This is the third related aborigine piece by Kilburn to become a part of the museum's collection.
This piece was clearly related to a pair of Kilburn aborigine's sold at Sotheby's London in May 1999. One sold to the National Gallery of Victoria and the other, which was a trio of women, which included two of the women in this latest daguerreotype, sold to collector Michael Wilson.
NYC PHOTO REVIEW AUCTION PREVIEW TO RUN
OCT.12-14 AT SARAH MORTHLAND GALLERY;
AUCTION IN PHILLY ON NOV. 6TH
The Photo Review Charity Benefit auction of vintage and contemporary photography will get a special New York City preview at the Sarah Morthland Gallery from Tuesday, October 12 to Thursday, October 14. The location of the gallery is at 511 W. 25th St, Suite 704, New York City. The hours are from 11 am to 5:30 pm.

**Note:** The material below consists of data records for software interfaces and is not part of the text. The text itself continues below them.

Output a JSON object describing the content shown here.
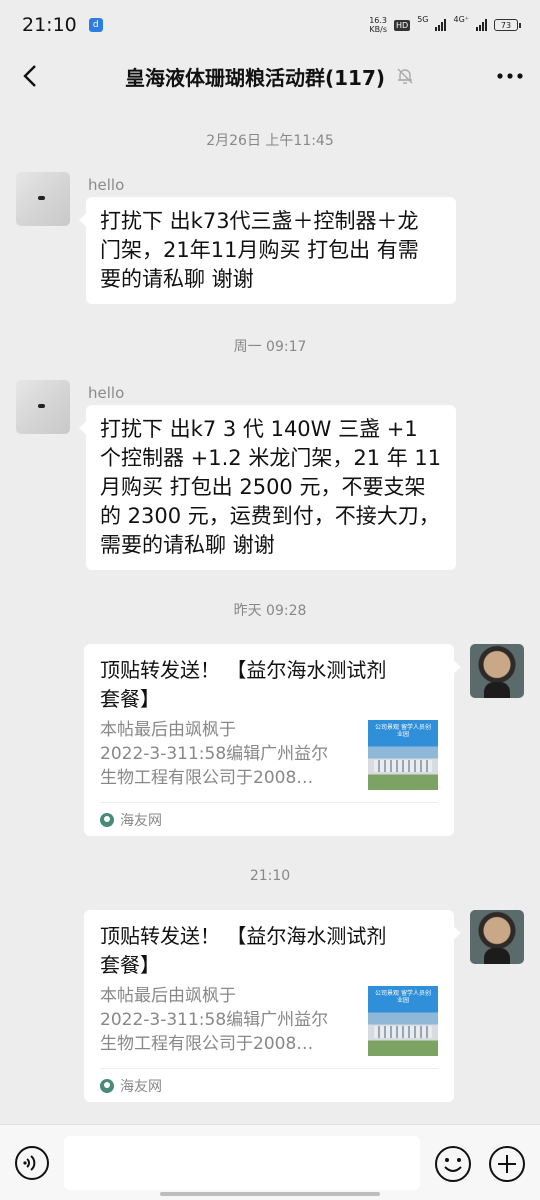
{
  "status_bar": {
    "time": "21:10",
    "app_icon_glyph": "d",
    "net_speed_value": "16.3",
    "net_speed_unit": "KB/s",
    "hd_label": "HD",
    "sim1_label": "5G",
    "sim2_label": "4G⁺",
    "battery": "73"
  },
  "header": {
    "title": "皇海液体珊瑚粮活动群(117)",
    "icons": [
      "back-arrow-icon",
      "mute-bell-icon",
      "more-dots-icon"
    ]
  },
  "messages": [
    {
      "type": "timestamp",
      "text": "2月26日 上午11:45"
    },
    {
      "type": "text",
      "side": "left",
      "sender": "hello",
      "lines": [
        "打扰下 出k73代三盏＋控制器＋龙",
        "门架，21年11月购买 打包出 有需",
        "要的请私聊 谢谢"
      ]
    },
    {
      "type": "timestamp",
      "text": "周一 09:17"
    },
    {
      "type": "text",
      "side": "left",
      "sender": "hello",
      "lines": [
        "打扰下 出k7 3 代 140W 三盏 +1",
        "个控制器 +1.2 米龙门架，21 年 11",
        "月购买 打包出 2500 元，不要支架",
        "的 2300 元，运费到付，不接大刀，",
        "需要的请私聊 谢谢"
      ]
    },
    {
      "type": "timestamp",
      "text": "昨天 09:28"
    },
    {
      "type": "card",
      "side": "right",
      "title_lines": [
        "顶贴转发送！ 【益尔海水测试剂",
        "套餐】"
      ],
      "desc_lines": [
        "本帖最后由飒枫于",
        "2022-3-311:58编辑广州益尔",
        "生物工程有限公司于2008…"
      ],
      "thumb_text": "公司景观 留学人员创业园",
      "source": "海友网"
    },
    {
      "type": "timestamp",
      "text": "21:10"
    },
    {
      "type": "card",
      "side": "right",
      "title_lines": [
        "顶贴转发送！ 【益尔海水测试剂",
        "套餐】"
      ],
      "desc_lines": [
        "本帖最后由飒枫于",
        "2022-3-311:58编辑广州益尔",
        "生物工程有限公司于2008…"
      ],
      "thumb_text": "公司景观 留学人员创业园",
      "source": "海友网"
    }
  ],
  "input_bar": {
    "placeholder": "",
    "icons": [
      "voice-icon",
      "emoji-icon",
      "plus-icon"
    ]
  }
}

A fully illustrated catalogue is available for $12 from the Photo Review, 140 East Richardson Ave., Suite 301, Langhorne, PA 19047-2824. Hundreds of top photographers are represented in the sale. You can order a catalogue from the Photo Review at 1-215-891-0214 or by email at firstname.lastname@example.org
. The 2004 catalogue will eventually also be available online at: http://www.photoreview.org/auction.htm
, but it will not be up for several weeks.
The regular preview and the auction itself will be held at the Dorrance-Hamilton Building, University of the Arts, Broad and Pine Streets, Philadelphia, PA. The preview will be on November 5th from 11 am to 5 pm and on November 6th from 11 am to 6 pm with the auction following at 7 pm.
SILVERSTEIN MOVES INTO LARGER QUARTERS
Bruce Silverstein has moved his gallery to 535 West 24th St, New York, NY and will open his inaugural exhibition "Topographics: Photographs from 1844 to the Present" on October 2 with a reception from 6-8 pm. The exhibition will run until November 13.
Silverstein also announced that he is now representing the estates of Andre Kertesz and Robert Doisneau.
The phone number for the gallery is 1-212-627-3930. Hours are Wednesday through Saturday from 11 am to 6 pm, and on Tuesdays by appointment.
WANTED: NEW ASSISTANT DIRECTOR
FOR VINTAGE WORKS
I am still looking for a new assistant director. The person should be located in or be willing to locate to the Bucks County area north of Philadelphia, PA. The ideal background should include knowledge of photography and photo history; and good people, computer and business skills. Job can be three to five days per week, but assistance at several shows during the year is required. Please send your resume and salary history by email to me at email@example.com